[Data about app and page elements]
__________________________________________________
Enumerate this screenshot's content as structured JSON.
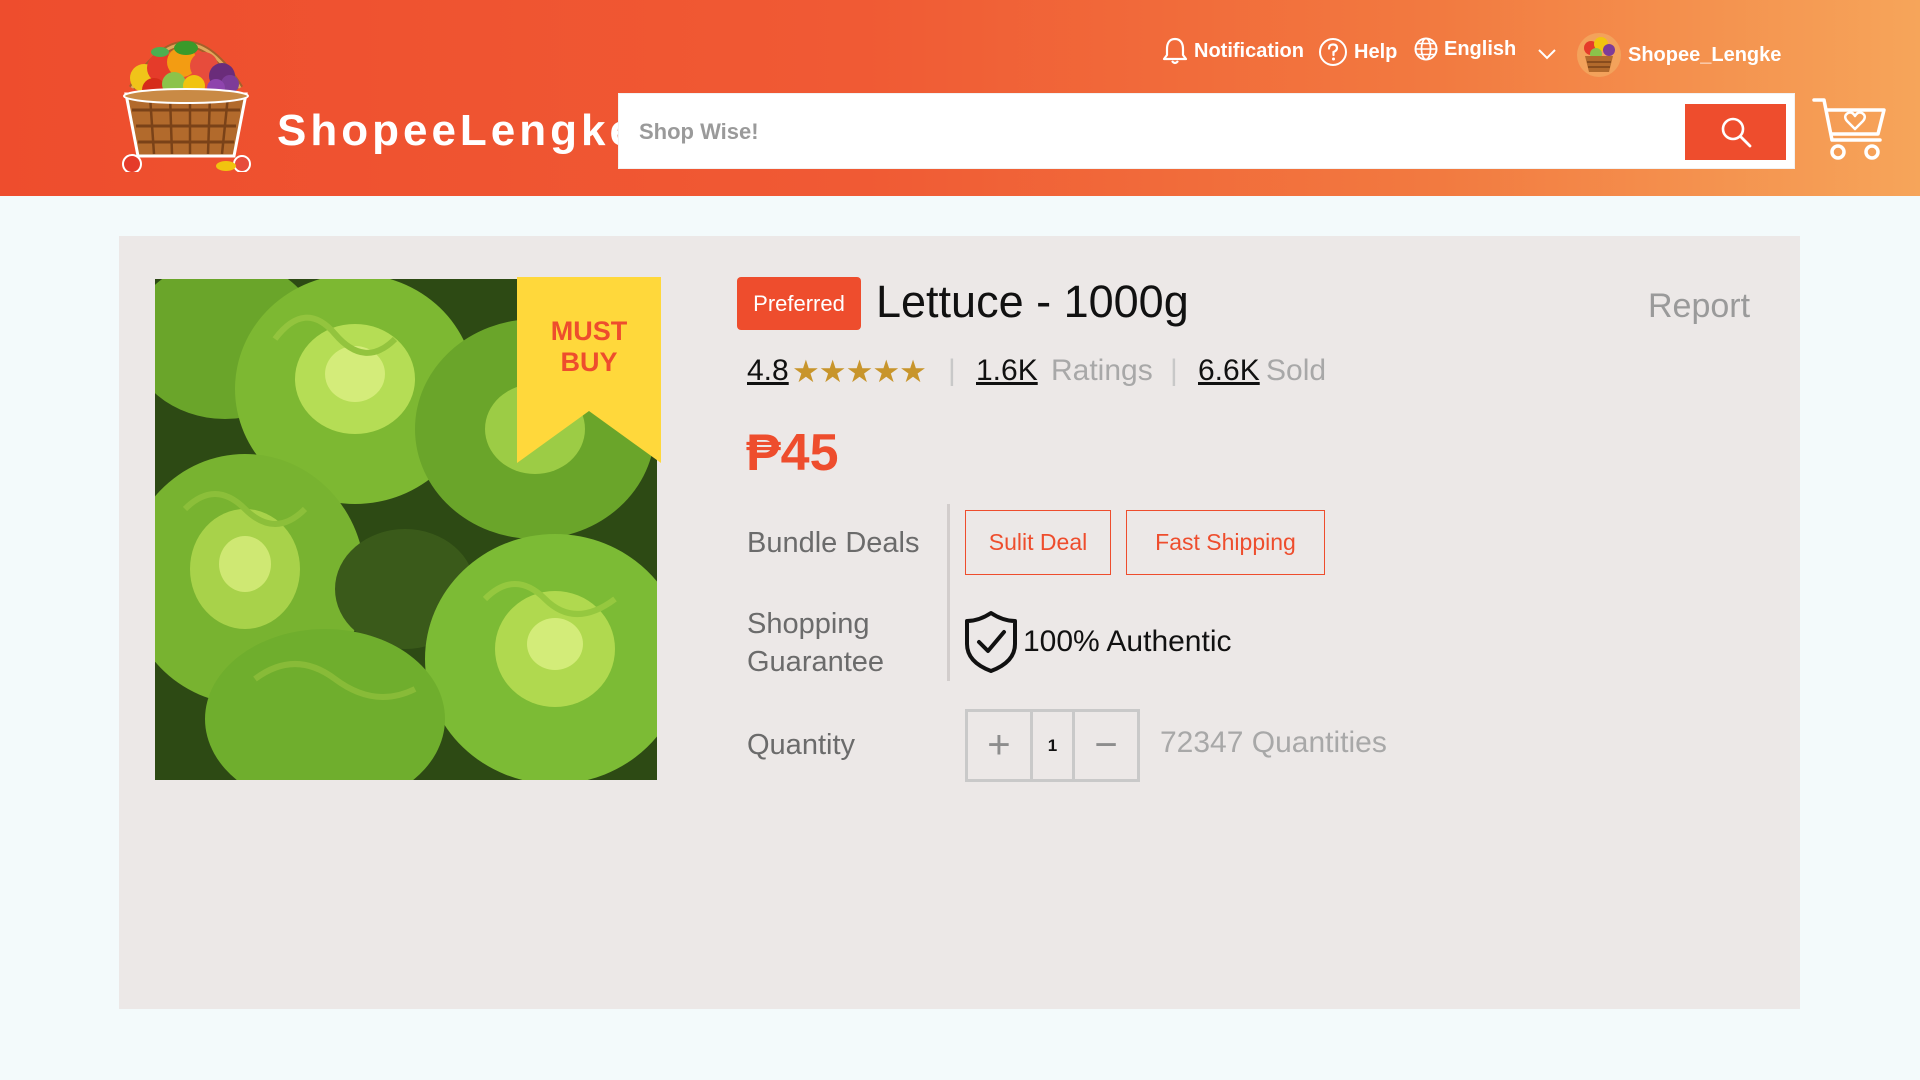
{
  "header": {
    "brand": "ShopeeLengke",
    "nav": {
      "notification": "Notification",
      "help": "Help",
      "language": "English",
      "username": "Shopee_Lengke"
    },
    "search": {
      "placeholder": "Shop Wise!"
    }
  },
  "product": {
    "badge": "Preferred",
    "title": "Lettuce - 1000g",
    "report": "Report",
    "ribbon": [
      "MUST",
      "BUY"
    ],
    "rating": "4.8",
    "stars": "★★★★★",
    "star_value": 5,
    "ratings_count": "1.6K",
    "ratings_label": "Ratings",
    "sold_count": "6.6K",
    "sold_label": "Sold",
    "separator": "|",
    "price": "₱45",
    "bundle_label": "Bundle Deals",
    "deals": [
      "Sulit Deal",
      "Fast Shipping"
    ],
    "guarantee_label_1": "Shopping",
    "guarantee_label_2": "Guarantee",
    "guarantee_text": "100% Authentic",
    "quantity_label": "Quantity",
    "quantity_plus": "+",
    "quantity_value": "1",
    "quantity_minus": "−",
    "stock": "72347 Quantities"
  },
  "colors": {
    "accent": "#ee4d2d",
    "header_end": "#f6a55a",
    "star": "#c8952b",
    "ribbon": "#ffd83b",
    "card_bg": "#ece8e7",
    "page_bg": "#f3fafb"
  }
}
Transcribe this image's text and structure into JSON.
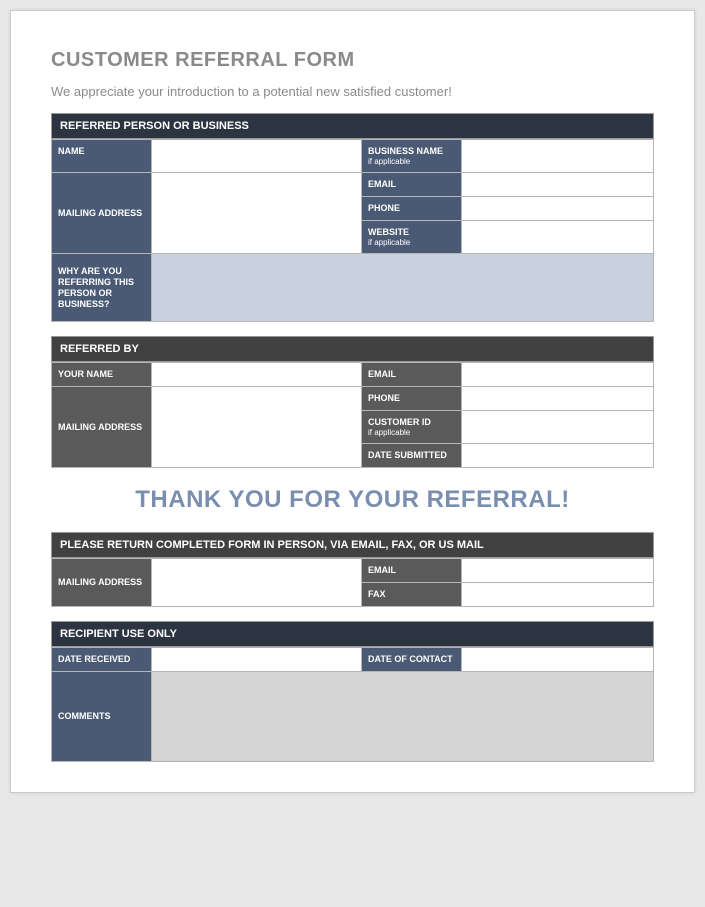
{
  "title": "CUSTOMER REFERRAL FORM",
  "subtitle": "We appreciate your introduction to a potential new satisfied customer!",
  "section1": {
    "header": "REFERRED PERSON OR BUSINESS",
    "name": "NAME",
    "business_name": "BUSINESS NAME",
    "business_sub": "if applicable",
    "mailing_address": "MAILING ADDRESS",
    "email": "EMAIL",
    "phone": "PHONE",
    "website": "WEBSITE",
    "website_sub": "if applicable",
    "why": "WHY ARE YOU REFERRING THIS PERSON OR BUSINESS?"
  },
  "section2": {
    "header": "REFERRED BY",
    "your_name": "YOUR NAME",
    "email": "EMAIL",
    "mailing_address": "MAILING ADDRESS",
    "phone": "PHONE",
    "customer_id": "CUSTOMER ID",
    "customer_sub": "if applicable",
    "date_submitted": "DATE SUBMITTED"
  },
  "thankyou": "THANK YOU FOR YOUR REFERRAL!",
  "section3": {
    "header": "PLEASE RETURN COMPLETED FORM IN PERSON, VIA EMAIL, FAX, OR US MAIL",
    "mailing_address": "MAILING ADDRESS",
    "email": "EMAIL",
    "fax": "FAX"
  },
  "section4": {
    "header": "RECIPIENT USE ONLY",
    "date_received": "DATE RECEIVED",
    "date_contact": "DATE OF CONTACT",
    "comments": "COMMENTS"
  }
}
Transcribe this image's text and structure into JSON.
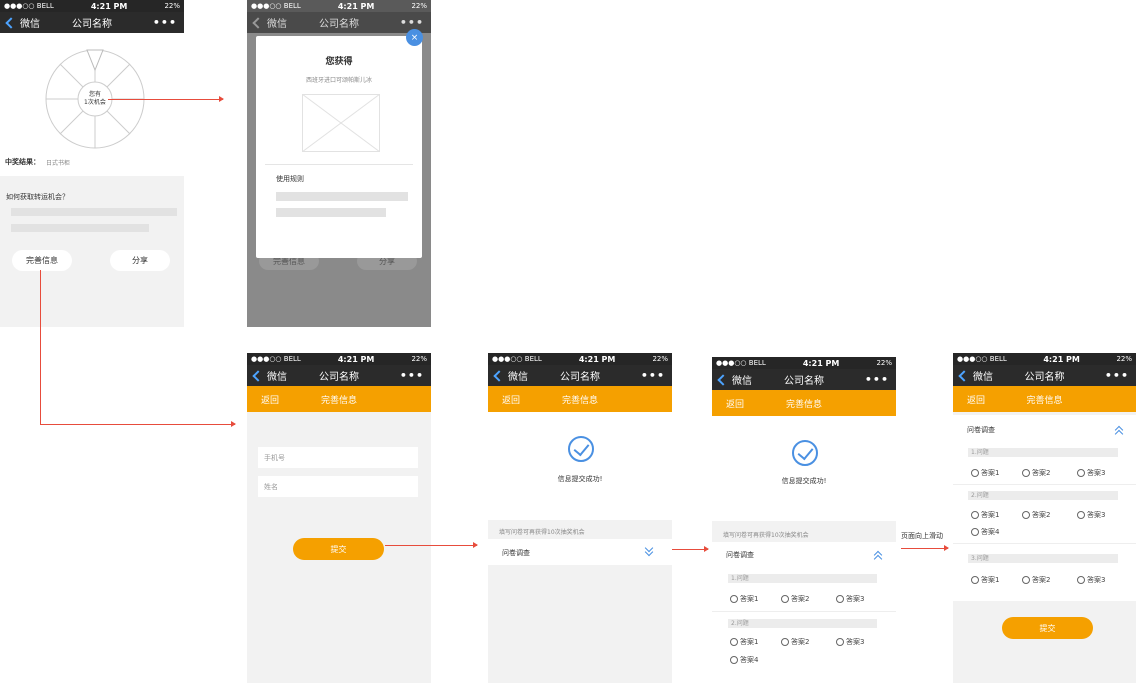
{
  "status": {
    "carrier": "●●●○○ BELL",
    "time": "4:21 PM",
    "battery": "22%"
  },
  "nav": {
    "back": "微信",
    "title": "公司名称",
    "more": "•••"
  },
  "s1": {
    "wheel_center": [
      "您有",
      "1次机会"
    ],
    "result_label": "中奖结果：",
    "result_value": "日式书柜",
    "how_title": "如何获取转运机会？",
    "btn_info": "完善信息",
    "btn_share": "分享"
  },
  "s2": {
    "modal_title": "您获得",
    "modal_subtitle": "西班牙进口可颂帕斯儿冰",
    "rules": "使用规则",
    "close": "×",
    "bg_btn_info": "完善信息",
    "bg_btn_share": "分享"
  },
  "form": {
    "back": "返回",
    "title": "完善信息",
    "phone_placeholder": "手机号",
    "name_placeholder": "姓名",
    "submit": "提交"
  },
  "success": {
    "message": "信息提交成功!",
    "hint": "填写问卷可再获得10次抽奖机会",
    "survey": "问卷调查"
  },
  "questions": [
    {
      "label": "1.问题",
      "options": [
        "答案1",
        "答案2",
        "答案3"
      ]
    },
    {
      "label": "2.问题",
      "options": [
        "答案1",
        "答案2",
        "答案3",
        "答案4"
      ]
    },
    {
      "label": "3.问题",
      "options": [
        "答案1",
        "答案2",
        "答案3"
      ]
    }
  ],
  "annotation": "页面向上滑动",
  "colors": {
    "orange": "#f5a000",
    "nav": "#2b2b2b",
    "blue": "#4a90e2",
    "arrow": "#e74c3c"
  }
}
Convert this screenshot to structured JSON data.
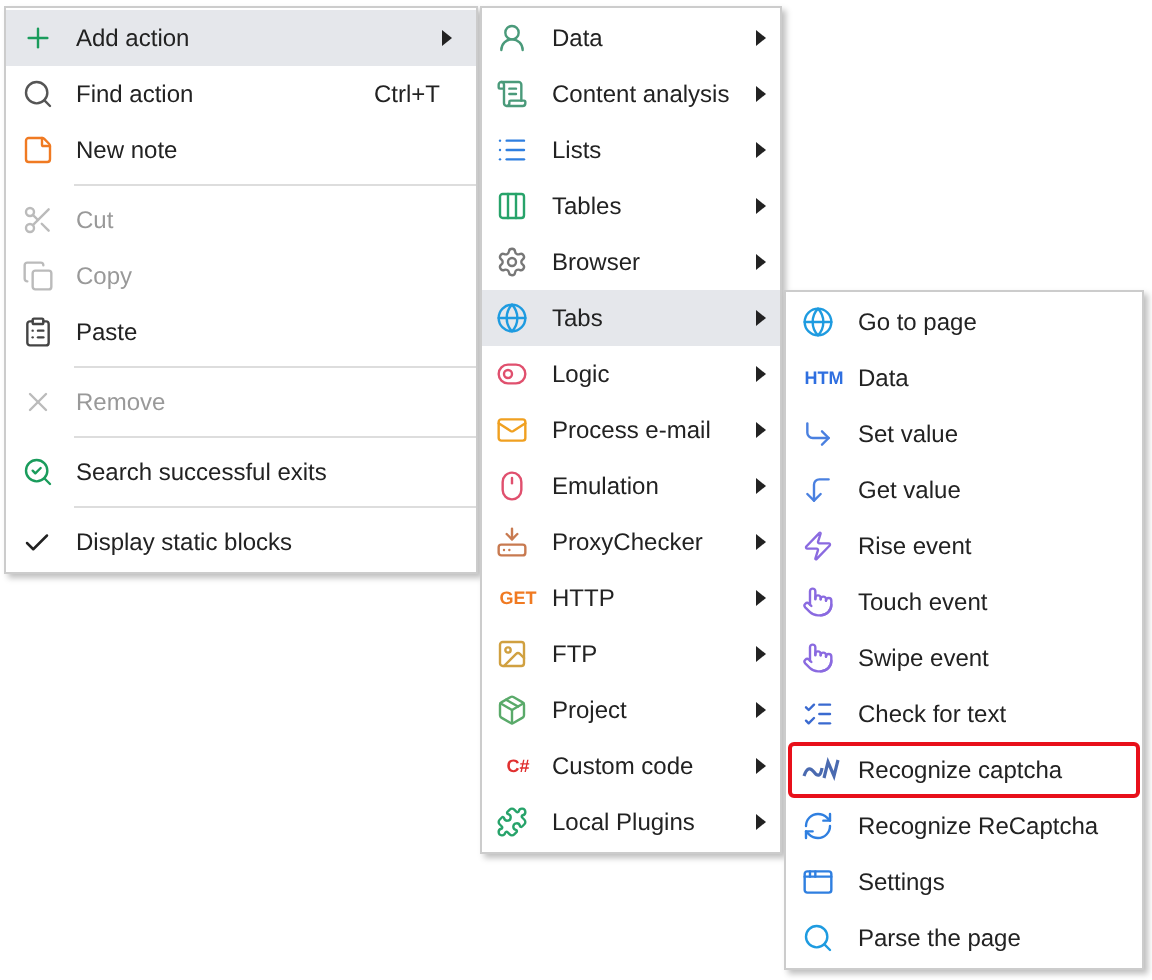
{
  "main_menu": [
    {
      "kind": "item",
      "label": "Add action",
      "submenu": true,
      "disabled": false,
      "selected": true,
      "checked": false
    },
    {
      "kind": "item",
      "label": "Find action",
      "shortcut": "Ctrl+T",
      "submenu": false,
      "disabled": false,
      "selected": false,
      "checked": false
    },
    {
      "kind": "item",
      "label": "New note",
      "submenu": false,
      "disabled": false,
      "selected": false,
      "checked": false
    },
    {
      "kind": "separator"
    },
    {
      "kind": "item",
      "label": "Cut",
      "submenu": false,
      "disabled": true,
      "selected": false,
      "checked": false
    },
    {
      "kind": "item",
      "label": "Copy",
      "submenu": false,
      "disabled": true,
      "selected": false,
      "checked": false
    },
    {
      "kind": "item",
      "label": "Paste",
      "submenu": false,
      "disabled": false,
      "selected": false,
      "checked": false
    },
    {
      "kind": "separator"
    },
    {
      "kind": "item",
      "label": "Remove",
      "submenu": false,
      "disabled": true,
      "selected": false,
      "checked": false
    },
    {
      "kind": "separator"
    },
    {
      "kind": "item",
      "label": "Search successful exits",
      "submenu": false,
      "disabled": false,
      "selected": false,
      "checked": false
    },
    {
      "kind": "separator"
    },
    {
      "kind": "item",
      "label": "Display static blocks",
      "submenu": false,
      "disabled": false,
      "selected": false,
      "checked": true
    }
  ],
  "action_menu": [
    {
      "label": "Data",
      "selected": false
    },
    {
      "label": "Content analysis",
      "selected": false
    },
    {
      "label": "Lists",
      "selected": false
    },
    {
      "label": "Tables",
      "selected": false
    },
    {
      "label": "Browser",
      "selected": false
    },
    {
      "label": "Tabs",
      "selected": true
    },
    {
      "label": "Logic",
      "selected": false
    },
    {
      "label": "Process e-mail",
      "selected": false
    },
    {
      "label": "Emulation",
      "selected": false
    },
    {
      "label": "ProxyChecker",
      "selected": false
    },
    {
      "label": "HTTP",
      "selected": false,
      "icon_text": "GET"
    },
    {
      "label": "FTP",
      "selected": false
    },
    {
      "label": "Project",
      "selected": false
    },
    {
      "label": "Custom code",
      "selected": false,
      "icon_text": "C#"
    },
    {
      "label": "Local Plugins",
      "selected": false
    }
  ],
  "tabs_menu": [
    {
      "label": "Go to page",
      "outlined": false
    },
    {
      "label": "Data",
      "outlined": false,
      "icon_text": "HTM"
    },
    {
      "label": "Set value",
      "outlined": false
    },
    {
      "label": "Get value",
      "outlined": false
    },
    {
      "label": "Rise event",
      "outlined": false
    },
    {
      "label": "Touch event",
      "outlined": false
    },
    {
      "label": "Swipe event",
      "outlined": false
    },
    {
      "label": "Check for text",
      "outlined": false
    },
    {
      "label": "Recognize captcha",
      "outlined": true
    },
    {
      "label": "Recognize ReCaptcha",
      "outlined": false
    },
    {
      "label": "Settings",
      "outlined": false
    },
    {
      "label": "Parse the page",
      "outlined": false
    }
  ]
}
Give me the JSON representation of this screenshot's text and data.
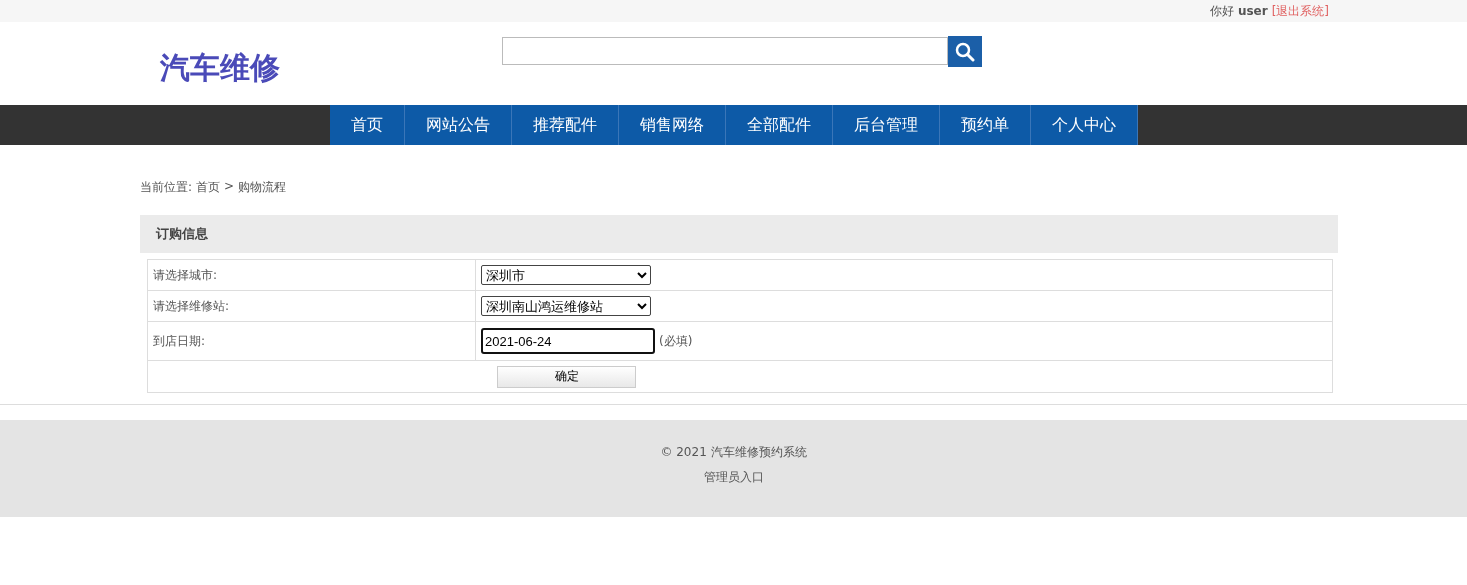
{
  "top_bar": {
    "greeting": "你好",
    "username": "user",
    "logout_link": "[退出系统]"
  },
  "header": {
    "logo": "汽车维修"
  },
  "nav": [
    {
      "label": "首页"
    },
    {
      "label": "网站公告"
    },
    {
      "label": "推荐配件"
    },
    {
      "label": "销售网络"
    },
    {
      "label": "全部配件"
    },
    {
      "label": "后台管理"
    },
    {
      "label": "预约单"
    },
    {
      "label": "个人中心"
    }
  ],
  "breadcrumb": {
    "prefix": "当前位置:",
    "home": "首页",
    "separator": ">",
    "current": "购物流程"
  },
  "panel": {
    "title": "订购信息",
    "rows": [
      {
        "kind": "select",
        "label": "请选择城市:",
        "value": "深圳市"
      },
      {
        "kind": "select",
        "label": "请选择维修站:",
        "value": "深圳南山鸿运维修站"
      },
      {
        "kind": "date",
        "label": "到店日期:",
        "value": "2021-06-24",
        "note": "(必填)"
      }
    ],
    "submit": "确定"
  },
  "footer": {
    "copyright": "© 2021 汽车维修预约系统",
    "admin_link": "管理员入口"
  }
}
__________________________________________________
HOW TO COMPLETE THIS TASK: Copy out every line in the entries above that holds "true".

RESULT OF THIS TASK:
      "submenu": true,
      "selected": true,
      "disabled": true,
      "disabled": true,
      "disabled": true,
      "checked": true
      "selected": true
      "outlined": true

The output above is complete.